╭──

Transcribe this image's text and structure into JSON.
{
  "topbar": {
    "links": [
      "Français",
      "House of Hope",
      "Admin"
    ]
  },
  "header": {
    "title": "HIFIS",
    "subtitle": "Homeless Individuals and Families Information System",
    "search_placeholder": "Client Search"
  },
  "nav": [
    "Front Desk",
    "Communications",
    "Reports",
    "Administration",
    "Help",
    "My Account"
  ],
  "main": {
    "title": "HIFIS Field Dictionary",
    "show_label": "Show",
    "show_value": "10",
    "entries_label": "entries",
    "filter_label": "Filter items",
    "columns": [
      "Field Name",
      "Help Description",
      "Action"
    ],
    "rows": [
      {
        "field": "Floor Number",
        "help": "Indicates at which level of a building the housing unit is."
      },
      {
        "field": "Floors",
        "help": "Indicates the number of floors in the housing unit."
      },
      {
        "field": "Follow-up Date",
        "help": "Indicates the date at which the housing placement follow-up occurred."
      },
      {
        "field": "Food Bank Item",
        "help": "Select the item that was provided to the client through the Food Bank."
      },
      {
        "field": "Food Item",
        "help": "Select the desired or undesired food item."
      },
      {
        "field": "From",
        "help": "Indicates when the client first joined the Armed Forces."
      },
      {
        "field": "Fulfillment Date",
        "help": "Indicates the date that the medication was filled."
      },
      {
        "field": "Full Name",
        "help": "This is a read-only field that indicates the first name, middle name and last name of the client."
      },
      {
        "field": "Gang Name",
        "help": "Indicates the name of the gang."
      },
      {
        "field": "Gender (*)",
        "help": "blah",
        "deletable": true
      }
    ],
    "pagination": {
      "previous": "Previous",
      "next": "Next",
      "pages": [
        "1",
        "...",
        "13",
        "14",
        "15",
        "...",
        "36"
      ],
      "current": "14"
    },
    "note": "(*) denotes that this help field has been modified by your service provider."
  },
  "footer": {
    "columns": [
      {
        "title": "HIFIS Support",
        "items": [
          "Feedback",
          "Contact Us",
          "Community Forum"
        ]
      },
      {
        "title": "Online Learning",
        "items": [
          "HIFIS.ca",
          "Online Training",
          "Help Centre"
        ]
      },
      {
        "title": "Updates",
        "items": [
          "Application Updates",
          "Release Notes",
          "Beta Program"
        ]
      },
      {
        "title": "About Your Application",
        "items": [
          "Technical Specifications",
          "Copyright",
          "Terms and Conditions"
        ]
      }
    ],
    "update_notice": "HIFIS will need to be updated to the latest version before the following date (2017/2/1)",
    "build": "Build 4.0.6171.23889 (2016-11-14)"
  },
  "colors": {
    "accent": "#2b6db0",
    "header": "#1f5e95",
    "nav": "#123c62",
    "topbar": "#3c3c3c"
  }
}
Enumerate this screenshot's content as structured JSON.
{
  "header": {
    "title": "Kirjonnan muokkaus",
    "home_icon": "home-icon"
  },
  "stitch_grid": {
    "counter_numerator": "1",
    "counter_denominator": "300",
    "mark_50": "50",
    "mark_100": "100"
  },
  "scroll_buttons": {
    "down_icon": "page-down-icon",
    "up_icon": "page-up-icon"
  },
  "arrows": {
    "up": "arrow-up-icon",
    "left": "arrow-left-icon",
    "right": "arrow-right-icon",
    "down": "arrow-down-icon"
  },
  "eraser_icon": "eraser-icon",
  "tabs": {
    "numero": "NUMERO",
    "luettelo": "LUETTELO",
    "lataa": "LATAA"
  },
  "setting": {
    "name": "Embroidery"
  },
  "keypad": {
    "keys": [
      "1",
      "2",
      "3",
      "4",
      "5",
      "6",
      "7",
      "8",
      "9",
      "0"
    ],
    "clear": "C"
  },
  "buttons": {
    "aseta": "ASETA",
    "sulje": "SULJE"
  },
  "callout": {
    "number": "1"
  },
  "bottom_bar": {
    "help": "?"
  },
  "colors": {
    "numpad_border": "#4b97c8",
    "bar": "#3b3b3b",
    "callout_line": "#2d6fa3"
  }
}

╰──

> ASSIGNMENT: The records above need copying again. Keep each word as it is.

> SOLUTION FOR THIS TASK:
Transcribe this image's text and structure into JSON.
{
  "topbar": {
    "links": [
      "Français",
      "House of Hope",
      "Admin"
    ]
  },
  "header": {
    "title": "HIFIS",
    "subtitle": "Homeless Individuals and Families Information System",
    "search_placeholder": "Client Search"
  },
  "nav": [
    "Front Desk",
    "Communications",
    "Reports",
    "Administration",
    "Help",
    "My Account"
  ],
  "main": {
    "title": "HIFIS Field Dictionary",
    "show_label": "Show",
    "show_value": "10",
    "entries_label": "entries",
    "filter_label": "Filter items",
    "columns": [
      "Field Name",
      "Help Description",
      "Action"
    ],
    "rows": [
      {
        "field": "Floor Number",
        "help": "Indicates at which level of a building the housing unit is."
      },
      {
        "field": "Floors",
        "help": "Indicates the number of floors in the housing unit."
      },
      {
        "field": "Follow-up Date",
        "help": "Indicates the date at which the housing placement follow-up occurred."
      },
      {
        "field": "Food Bank Item",
        "help": "Select the item that was provided to the client through the Food Bank."
      },
      {
        "field": "Food Item",
        "help": "Select the desired or undesired food item."
      },
      {
        "field": "From",
        "help": "Indicates when the client first joined the Armed Forces."
      },
      {
        "field": "Fulfillment Date",
        "help": "Indicates the date that the medication was filled."
      },
      {
        "field": "Full Name",
        "help": "This is a read-only field that indicates the first name, middle name and last name of the client."
      },
      {
        "field": "Gang Name",
        "help": "Indicates the name of the gang."
      },
      {
        "field": "Gender (*)",
        "help": "blah",
        "deletable": true
      }
    ],
    "pagination": {
      "previous": "Previous",
      "next": "Next",
      "pages": [
        "1",
        "...",
        "13",
        "14",
        "15",
        "...",
        "36"
      ],
      "current": "14"
    },
    "note": "(*) denotes that this help field has been modified by your service provider."
  },
  "footer": {
    "columns": [
      {
        "title": "HIFIS Support",
        "items": [
          "Feedback",
          "Contact Us",
          "Community Forum"
        ]
      },
      {
        "title": "Online Learning",
        "items": [
          "HIFIS.ca",
          "Online Training",
          "Help Centre"
        ]
      },
      {
        "title": "Updates",
        "items": [
          "Application Updates",
          "Release Notes",
          "Beta Program"
        ]
      },
      {
        "title": "About Your Application",
        "items": [
          "Technical Specifications",
          "Copyright",
          "Terms and Conditions"
        ]
      }
    ],
    "update_notice": "HIFIS will need to be updated to the latest version before the following date (2017/2/1)",
    "build": "Build 4.0.6171.23889 (2016-11-14)"
  },
  "colors": {
    "accent": "#2b6db0",
    "header": "#1f5e95",
    "nav": "#123c62",
    "topbar": "#3c3c3c"
  }
}
Enumerate this screenshot's content as structured JSON.
{
  "header": {
    "title": "Kirjonnan muokkaus",
    "home_icon": "home-icon"
  },
  "stitch_grid": {
    "counter_numerator": "1",
    "counter_denominator": "300",
    "mark_50": "50",
    "mark_100": "100"
  },
  "scroll_buttons": {
    "down_icon": "page-down-icon",
    "up_icon": "page-up-icon"
  },
  "arrows": {
    "up": "arrow-up-icon",
    "left": "arrow-left-icon",
    "right": "arrow-right-icon",
    "down": "arrow-down-icon"
  },
  "eraser_icon": "eraser-icon",
  "tabs": {
    "numero": "NUMERO",
    "luettelo": "LUETTELO",
    "lataa": "LATAA"
  },
  "setting": {
    "name": "Embroidery"
  },
  "keypad": {
    "keys": [
      "1",
      "2",
      "3",
      "4",
      "5",
      "6",
      "7",
      "8",
      "9",
      "0"
    ],
    "clear": "C"
  },
  "buttons": {
    "aseta": "ASETA",
    "sulje": "SULJE"
  },
  "callout": {
    "number": "1"
  },
  "bottom_bar": {
    "help": "?"
  },
  "colors": {
    "numpad_border": "#4b97c8",
    "bar": "#3b3b3b",
    "callout_line": "#2d6fa3"
  }
}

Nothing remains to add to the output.